The study is led by Lucy Robinson, Citizen Science Manager at the Museum, and Prof Heidi Ballard of the University of California, Davis.
Citizen science relies on the collaboration between scientists and members of the public to collect, transcribe, categorise and analyse data about the natural world, which in turn advances our understanding of life on our planet.
'This grant will enable us to better understand the educational benefits of participating in citizen science projects, especially for young people,' says Lucy. 'Actively involving young people in science research is a key aim of the Museum's citizen science programme.'
The findings from this research, Lucy adds, 'will help us to develop citizen science projects that maximise the benefits for the young people who take part, so they are better equipped to ask questions, gather evidence and use scientific reasoning and skills in their wider lives'.
The study is examining the outcomes of projects run by the Museum, the California Academy of Sciences and the Natural History Museum of Los Angeles - the same three organisations featured in a study on the conservation benefits of museum-led citizen science.
Meanwhile, the Museum's past and current citizen science initiatives were researched for a recent study on the diversity and development of ecology- and environment-focused citizen science.
Scientists at the Museum and the Centre for Ecology & Hydrology have revealed that citizen science projects are becoming more and more diverse, particularly due to advances in technology.
The study is co-authored by Dr John Tweddle, Head of the Museum's Angela Marmont Centre for UK Biodiversity, and is published in the journal PLOS ONE. It shows how technology and new methods of analysis have increased both the number of citizen science initiatives and the ways in which people can participate.
The researchers found that the number of projects rose by 10% every year throughout the 1990s and 2000s.
Since 2010, citizen science activities have relied increasingly on mass participation through now-common devices such as smartphones, digital cameras and tablets.
Before then, most initiatives were carried out by trained volunteers through regular monitoring of species and environments, such as recording water quality or atmospheric pollution. While such projects remain vital, new approaches to participating through everyday devices mean that citizen science is more accessible than ever. It also allows participants to connect with experts, even when they're in the field.

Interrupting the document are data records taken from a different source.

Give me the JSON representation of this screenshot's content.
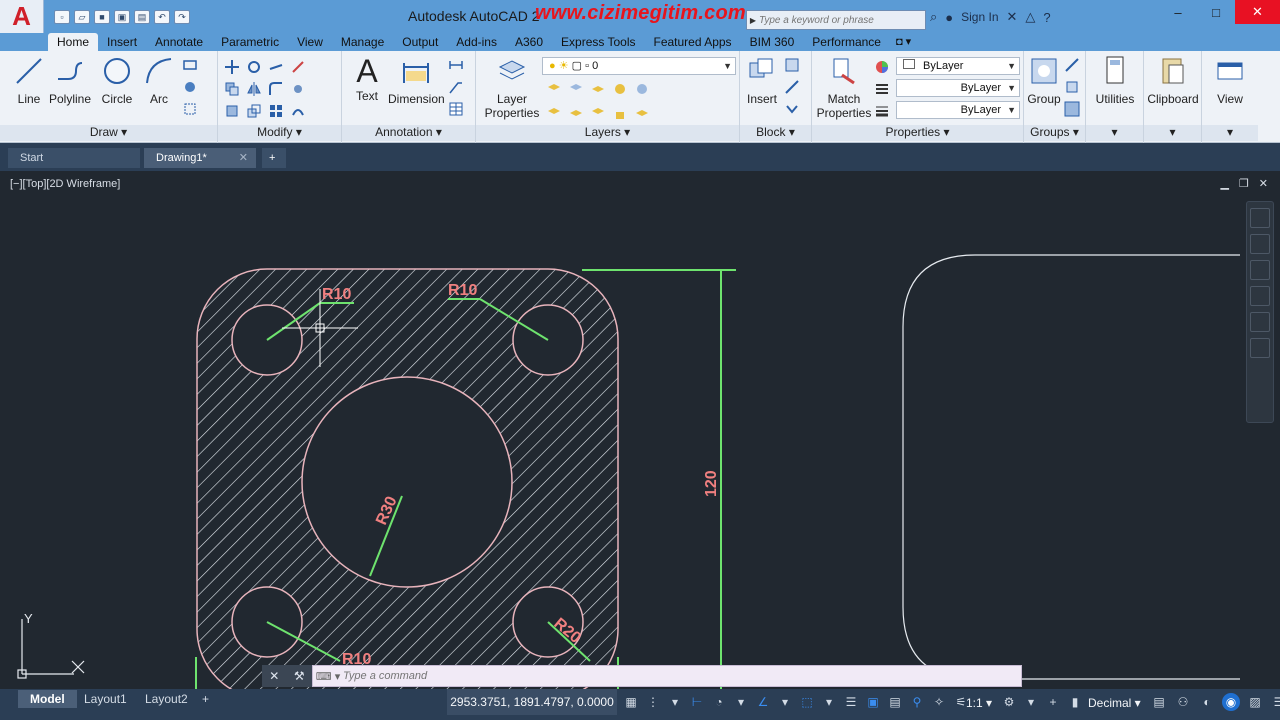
{
  "window": {
    "title": "Autodesk AutoCAD 2",
    "watermark": "www.cizimegitim.com",
    "search_placeholder": "Type a keyword or phrase",
    "sign_in": "Sign In"
  },
  "ribbon_tabs": [
    "Home",
    "Insert",
    "Annotate",
    "Parametric",
    "View",
    "Manage",
    "Output",
    "Add-ins",
    "A360",
    "Express Tools",
    "Featured Apps",
    "BIM 360",
    "Performance"
  ],
  "panels": {
    "draw": {
      "title": "Draw",
      "tools": [
        "Line",
        "Polyline",
        "Circle",
        "Arc"
      ]
    },
    "modify": {
      "title": "Modify"
    },
    "annotation": {
      "title": "Annotation",
      "text": "Text",
      "dimension": "Dimension"
    },
    "layers": {
      "title": "Layers",
      "layer_properties_l1": "Layer",
      "layer_properties_l2": "Properties",
      "current_layer": "0"
    },
    "block": {
      "title": "Block",
      "insert": "Insert"
    },
    "properties": {
      "title": "Properties",
      "match_l1": "Match",
      "match_l2": "Properties",
      "color": "ByLayer",
      "linetype": "ByLayer",
      "lineweight": "ByLayer"
    },
    "groups": {
      "title": "Groups",
      "group": "Group"
    },
    "utilities": "Utilities",
    "clipboard": "Clipboard",
    "view": "View"
  },
  "doc_tabs": {
    "start": "Start",
    "drawing": "Drawing1*",
    "plus": "+"
  },
  "viewport": {
    "label": "[−][Top][2D Wireframe]",
    "dims": {
      "r10_tl": "R10",
      "r10_tr": "R10",
      "r30": "R30",
      "r20": "R20",
      "r10_bl": "R10",
      "height": "120"
    },
    "ucs_y": "Y"
  },
  "command": {
    "placeholder": "Type a command"
  },
  "status": {
    "layouts": [
      "Model",
      "Layout1",
      "Layout2"
    ],
    "add_layout": "+",
    "coords": "2953.3751, 1891.4797, 0.0000",
    "scale": "1:1",
    "units": "Decimal"
  },
  "colors": {
    "accent": "#5b9bd5",
    "hatch": "#e8b4bc",
    "dim": "#6ee36e",
    "viewport_bg": "#212830"
  }
}
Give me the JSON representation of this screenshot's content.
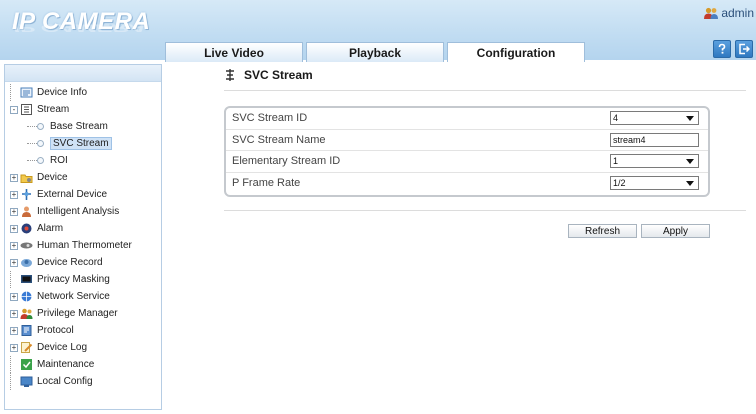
{
  "app": {
    "title": "IP CAMERA",
    "user": "admin"
  },
  "header": {
    "user_icon": "users-icon",
    "buttons": [
      {
        "name": "help-icon"
      },
      {
        "name": "logout-icon"
      }
    ]
  },
  "tabs": [
    {
      "label": "Live Video",
      "active": false
    },
    {
      "label": "Playback",
      "active": false
    },
    {
      "label": "Configuration",
      "active": true
    }
  ],
  "sidebar": {
    "items": [
      {
        "label": "Device Info",
        "icon": "device-info-icon",
        "expander": ""
      },
      {
        "label": "Stream",
        "icon": "stream-icon",
        "expander": "-"
      },
      {
        "label": "Base Stream",
        "child": true
      },
      {
        "label": "SVC Stream",
        "child": true,
        "selected": true
      },
      {
        "label": "ROI",
        "child": true
      },
      {
        "label": "Device",
        "icon": "device-icon",
        "expander": "+"
      },
      {
        "label": "External Device",
        "icon": "external-device-icon",
        "expander": "+"
      },
      {
        "label": "Intelligent Analysis",
        "icon": "intelligent-analysis-icon",
        "expander": "+"
      },
      {
        "label": "Alarm",
        "icon": "alarm-icon",
        "expander": "+"
      },
      {
        "label": "Human Thermometer",
        "icon": "thermometer-icon",
        "expander": "+"
      },
      {
        "label": "Device Record",
        "icon": "device-record-icon",
        "expander": "+"
      },
      {
        "label": "Privacy Masking",
        "icon": "privacy-masking-icon",
        "expander": ""
      },
      {
        "label": "Network Service",
        "icon": "network-service-icon",
        "expander": "+"
      },
      {
        "label": "Privilege Manager",
        "icon": "privilege-manager-icon",
        "expander": "+"
      },
      {
        "label": "Protocol",
        "icon": "protocol-icon",
        "expander": "+"
      },
      {
        "label": "Device Log",
        "icon": "device-log-icon",
        "expander": "+"
      },
      {
        "label": "Maintenance",
        "icon": "maintenance-icon",
        "expander": ""
      },
      {
        "label": "Local Config",
        "icon": "local-config-icon",
        "expander": ""
      }
    ]
  },
  "main": {
    "title": "SVC Stream",
    "fields": [
      {
        "label": "SVC Stream ID",
        "value": "4",
        "type": "select"
      },
      {
        "label": "SVC Stream Name",
        "value": "stream4",
        "type": "text"
      },
      {
        "label": "Elementary Stream ID",
        "value": "1",
        "type": "select"
      },
      {
        "label": "P Frame Rate",
        "value": "1/2",
        "type": "select"
      }
    ],
    "buttons": {
      "refresh": "Refresh",
      "apply": "Apply"
    }
  },
  "colors": {
    "header": "#c2ddf2",
    "accent": "#2f78c0",
    "selected": "#cfe2f6"
  }
}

The study reveals that out of 509 observed citizen science projects in various countries, 77% focus on biodiversity, such as bird or bee monitoring.
The Museum offers a number of such activities you can participate in.
In the Big Seaweed Search, members of the public are invited to explore the coastline of the British Isles and submit photographs and records of the seaweeds they find within a chosen plot of seashore. This helps researchers track the impacts of rising sea temperature, non-native seaweed species and ocean acidification.
Another popular initiative is Earthworm Watch, where people dig small holes in different garden habitats and use a free survey pack to record information on the soil and earthworms found.
Dr Tweddle says, 'The tremendous diversity of citizen science approaches means that it has never been easier to get involved in scientific studies of our wildlife and environment. At a time of pressing environmental concern, this gives real cause for optimism.'